Restate each record word for word, omitting whatever pictures it holds.

◆ ◆ ◆ ◆ ◆

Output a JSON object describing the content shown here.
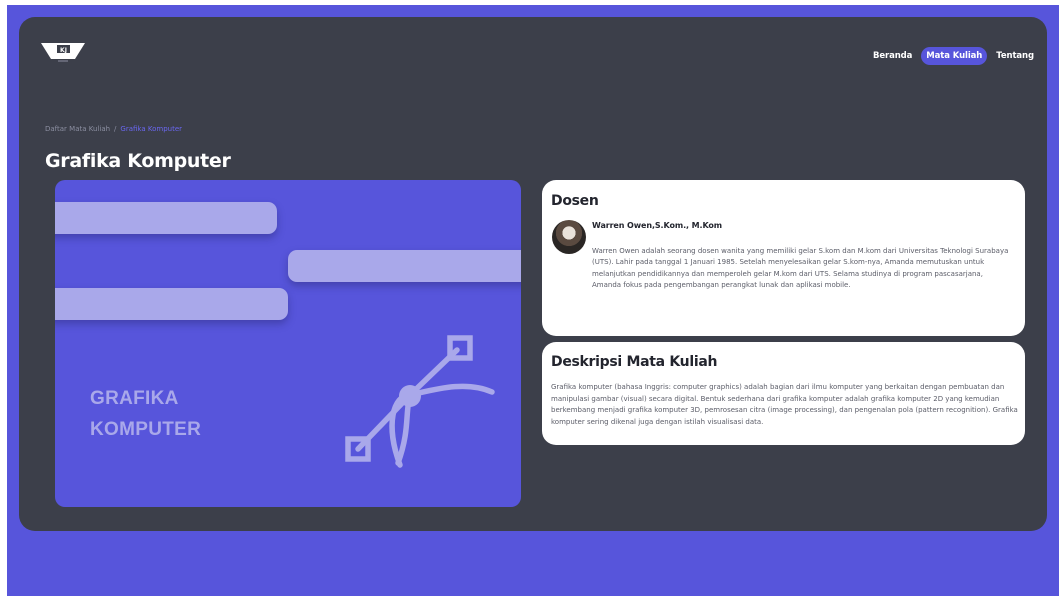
{
  "header": {
    "logo_text": "KJ",
    "nav": [
      {
        "label": "Beranda",
        "active": false
      },
      {
        "label": "Mata Kuliah",
        "active": true
      },
      {
        "label": "Tentang",
        "active": false
      }
    ]
  },
  "breadcrumb": {
    "parent": "Daftar Mata Kuliah",
    "separator": "/",
    "current": "Grafika Komputer"
  },
  "page_title": "Grafika Komputer",
  "banner": {
    "line1": "GRAFIKA",
    "line2": "KOMPUTER",
    "icon": "bezier-curve-icon"
  },
  "lecturer": {
    "heading": "Dosen",
    "name": "Warren Owen,S.Kom., M.Kom",
    "bio": "Warren Owen adalah seorang dosen wanita yang memiliki gelar S.kom dan M.kom dari Universitas Teknologi Surabaya (UTS). Lahir pada tanggal 1 Januari 1985. Setelah menyelesaikan gelar S.kom-nya, Amanda memutuskan untuk melanjutkan pendidikannya dan memperoleh gelar M.kom dari UTS. Selama studinya di program pascasarjana, Amanda fokus pada pengembangan perangkat lunak dan aplikasi mobile."
  },
  "course": {
    "heading": "Deskripsi Mata Kuliah",
    "description": "Grafika komputer (bahasa Inggris: computer graphics) adalah bagian dari ilmu komputer yang berkaitan dengan pembuatan dan manipulasi gambar (visual) secara digital. Bentuk sederhana dari grafika komputer adalah grafika komputer 2D yang kemudian berkembang menjadi grafika komputer 3D, pemrosesan citra (image processing), dan pengenalan pola (pattern recognition). Grafika komputer sering dikenal juga dengan istilah visualisasi data."
  },
  "colors": {
    "accent": "#5755db",
    "card_bg": "#3c3f4a",
    "banner_shape": "#a9a8ea",
    "panel_bg": "#ffffff"
  }
}
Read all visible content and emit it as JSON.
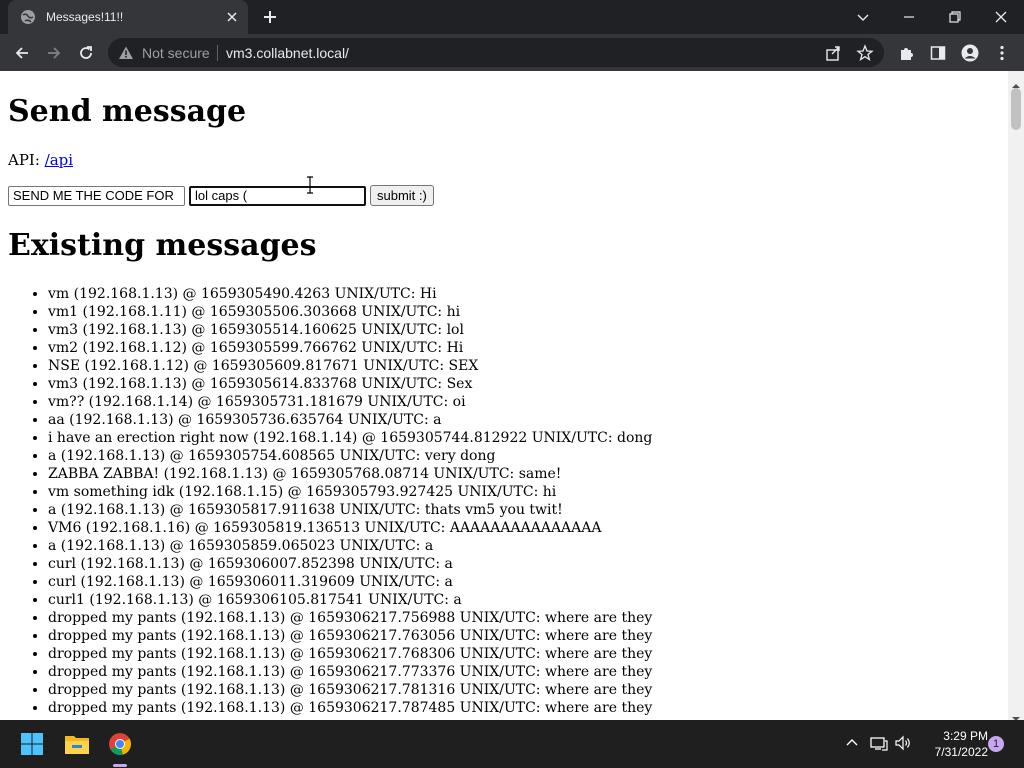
{
  "browser": {
    "tab_title": "Messages!11!!",
    "security_label": "Not secure",
    "url": "vm3.collabnet.local/"
  },
  "page": {
    "heading_send": "Send message",
    "api_label": "API:",
    "api_link": "/api",
    "subject_value": "SEND ME THE CODE FOR",
    "message_value": "lol caps (",
    "submit_label": "submit :)",
    "heading_existing": "Existing messages",
    "messages": [
      "vm (192.168.1.13) @ 1659305490.4263 UNIX/UTC: Hi",
      "vm1 (192.168.1.11) @ 1659305506.303668 UNIX/UTC: hi",
      "vm3 (192.168.1.13) @ 1659305514.160625 UNIX/UTC: lol",
      "vm2 (192.168.1.12) @ 1659305599.766762 UNIX/UTC: Hi",
      "NSE (192.168.1.12) @ 1659305609.817671 UNIX/UTC: SEX",
      "vm3 (192.168.1.13) @ 1659305614.833768 UNIX/UTC: Sex",
      "vm?? (192.168.1.14) @ 1659305731.181679 UNIX/UTC: oi",
      "aa (192.168.1.13) @ 1659305736.635764 UNIX/UTC: a",
      "i have an erection right now (192.168.1.14) @ 1659305744.812922 UNIX/UTC: dong",
      "a (192.168.1.13) @ 1659305754.608565 UNIX/UTC: very dong",
      "ZABBA ZABBA! (192.168.1.13) @ 1659305768.08714 UNIX/UTC: same!",
      "vm something idk (192.168.1.15) @ 1659305793.927425 UNIX/UTC: hi",
      "a (192.168.1.13) @ 1659305817.911638 UNIX/UTC: thats vm5 you twit!",
      "VM6 (192.168.1.16) @ 1659305819.136513 UNIX/UTC: AAAAAAAAAAAAAAA",
      "a (192.168.1.13) @ 1659305859.065023 UNIX/UTC: a",
      "curl (192.168.1.13) @ 1659306007.852398 UNIX/UTC: a",
      "curl (192.168.1.13) @ 1659306011.319609 UNIX/UTC: a",
      "curl1 (192.168.1.13) @ 1659306105.817541 UNIX/UTC: a",
      "dropped my pants (192.168.1.13) @ 1659306217.756988 UNIX/UTC: where are they",
      "dropped my pants (192.168.1.13) @ 1659306217.763056 UNIX/UTC: where are they",
      "dropped my pants (192.168.1.13) @ 1659306217.768306 UNIX/UTC: where are they",
      "dropped my pants (192.168.1.13) @ 1659306217.773376 UNIX/UTC: where are they",
      "dropped my pants (192.168.1.13) @ 1659306217.781316 UNIX/UTC: where are they",
      "dropped my pants (192.168.1.13) @ 1659306217.787485 UNIX/UTC: where are they"
    ]
  },
  "taskbar": {
    "time": "3:29 PM",
    "date": "7/31/2022",
    "notification_count": "1"
  },
  "colors": {
    "title_bar": "#202124",
    "toolbar": "#35363a",
    "link": "#0000ee",
    "taskbar": "#1f1f1f",
    "accent": "#c7a8f0"
  },
  "icons": [
    "globe-icon",
    "close-icon",
    "plus-icon",
    "chevron-down-icon",
    "minimize-icon",
    "restore-icon",
    "back-icon",
    "forward-icon",
    "reload-icon",
    "warning-icon",
    "share-icon",
    "star-icon",
    "extensions-icon",
    "side-panel-icon",
    "profile-icon",
    "menu-icon",
    "windows-start-icon",
    "file-explorer-icon",
    "chrome-icon",
    "chevron-up-icon",
    "network-icon",
    "volume-icon"
  ]
}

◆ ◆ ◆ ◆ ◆

### Problem solution
Output a JSON object describing the content shown here.
{
  "header": {
    "logo_text": "KJ",
    "nav": [
      {
        "label": "Beranda",
        "active": false
      },
      {
        "label": "Mata Kuliah",
        "active": true
      },
      {
        "label": "Tentang",
        "active": false
      }
    ]
  },
  "breadcrumb": {
    "parent": "Daftar Mata Kuliah",
    "separator": "/",
    "current": "Grafika Komputer"
  },
  "page_title": "Grafika Komputer",
  "banner": {
    "line1": "GRAFIKA",
    "line2": "KOMPUTER",
    "icon": "bezier-curve-icon"
  },
  "lecturer": {
    "heading": "Dosen",
    "name": "Warren Owen,S.Kom., M.Kom",
    "bio": "Warren Owen adalah seorang dosen wanita yang memiliki gelar S.kom dan M.kom dari Universitas Teknologi Surabaya (UTS). Lahir pada tanggal 1 Januari 1985. Setelah menyelesaikan gelar S.kom-nya, Amanda memutuskan untuk melanjutkan pendidikannya dan memperoleh gelar M.kom dari UTS. Selama studinya di program pascasarjana, Amanda fokus pada pengembangan perangkat lunak dan aplikasi mobile."
  },
  "course": {
    "heading": "Deskripsi Mata Kuliah",
    "description": "Grafika komputer (bahasa Inggris: computer graphics) adalah bagian dari ilmu komputer yang berkaitan dengan pembuatan dan manipulasi gambar (visual) secara digital. Bentuk sederhana dari grafika komputer adalah grafika komputer 2D yang kemudian berkembang menjadi grafika komputer 3D, pemrosesan citra (image processing), dan pengenalan pola (pattern recognition). Grafika komputer sering dikenal juga dengan istilah visualisasi data."
  },
  "colors": {
    "accent": "#5755db",
    "card_bg": "#3c3f4a",
    "banner_shape": "#a9a8ea",
    "panel_bg": "#ffffff"
  }
}
Read all visible content and emit it as JSON.
{
  "browser": {
    "tab_title": "Messages!11!!",
    "security_label": "Not secure",
    "url": "vm3.collabnet.local/"
  },
  "page": {
    "heading_send": "Send message",
    "api_label": "API:",
    "api_link": "/api",
    "subject_value": "SEND ME THE CODE FOR",
    "message_value": "lol caps (",
    "submit_label": "submit :)",
    "heading_existing": "Existing messages",
    "messages": [
      "vm (192.168.1.13) @ 1659305490.4263 UNIX/UTC: Hi",
      "vm1 (192.168.1.11) @ 1659305506.303668 UNIX/UTC: hi",
      "vm3 (192.168.1.13) @ 1659305514.160625 UNIX/UTC: lol",
      "vm2 (192.168.1.12) @ 1659305599.766762 UNIX/UTC: Hi",
      "NSE (192.168.1.12) @ 1659305609.817671 UNIX/UTC: SEX",
      "vm3 (192.168.1.13) @ 1659305614.833768 UNIX/UTC: Sex",
      "vm?? (192.168.1.14) @ 1659305731.181679 UNIX/UTC: oi",
      "aa (192.168.1.13) @ 1659305736.635764 UNIX/UTC: a",
      "i have an erection right now (192.168.1.14) @ 1659305744.812922 UNIX/UTC: dong",
      "a (192.168.1.13) @ 1659305754.608565 UNIX/UTC: very dong",
      "ZABBA ZABBA! (192.168.1.13) @ 1659305768.08714 UNIX/UTC: same!",
      "vm something idk (192.168.1.15) @ 1659305793.927425 UNIX/UTC: hi",
      "a (192.168.1.13) @ 1659305817.911638 UNIX/UTC: thats vm5 you twit!",
      "VM6 (192.168.1.16) @ 1659305819.136513 UNIX/UTC: AAAAAAAAAAAAAAA",
      "a (192.168.1.13) @ 1659305859.065023 UNIX/UTC: a",
      "curl (192.168.1.13) @ 1659306007.852398 UNIX/UTC: a",
      "curl (192.168.1.13) @ 1659306011.319609 UNIX/UTC: a",
      "curl1 (192.168.1.13) @ 1659306105.817541 UNIX/UTC: a",
      "dropped my pants (192.168.1.13) @ 1659306217.756988 UNIX/UTC: where are they",
      "dropped my pants (192.168.1.13) @ 1659306217.763056 UNIX/UTC: where are they",
      "dropped my pants (192.168.1.13) @ 1659306217.768306 UNIX/UTC: where are they",
      "dropped my pants (192.168.1.13) @ 1659306217.773376 UNIX/UTC: where are they",
      "dropped my pants (192.168.1.13) @ 1659306217.781316 UNIX/UTC: where are they",
      "dropped my pants (192.168.1.13) @ 1659306217.787485 UNIX/UTC: where are they"
    ]
  },
  "taskbar": {
    "time": "3:29 PM",
    "date": "7/31/2022",
    "notification_count": "1"
  },
  "colors": {
    "title_bar": "#202124",
    "toolbar": "#35363a",
    "link": "#0000ee",
    "taskbar": "#1f1f1f",
    "accent": "#c7a8f0"
  },
  "icons": [
    "globe-icon",
    "close-icon",
    "plus-icon",
    "chevron-down-icon",
    "minimize-icon",
    "restore-icon",
    "back-icon",
    "forward-icon",
    "reload-icon",
    "warning-icon",
    "share-icon",
    "star-icon",
    "extensions-icon",
    "side-panel-icon",
    "profile-icon",
    "menu-icon",
    "windows-start-icon",
    "file-explorer-icon",
    "chrome-icon",
    "chevron-up-icon",
    "network-icon",
    "volume-icon"
  ]
}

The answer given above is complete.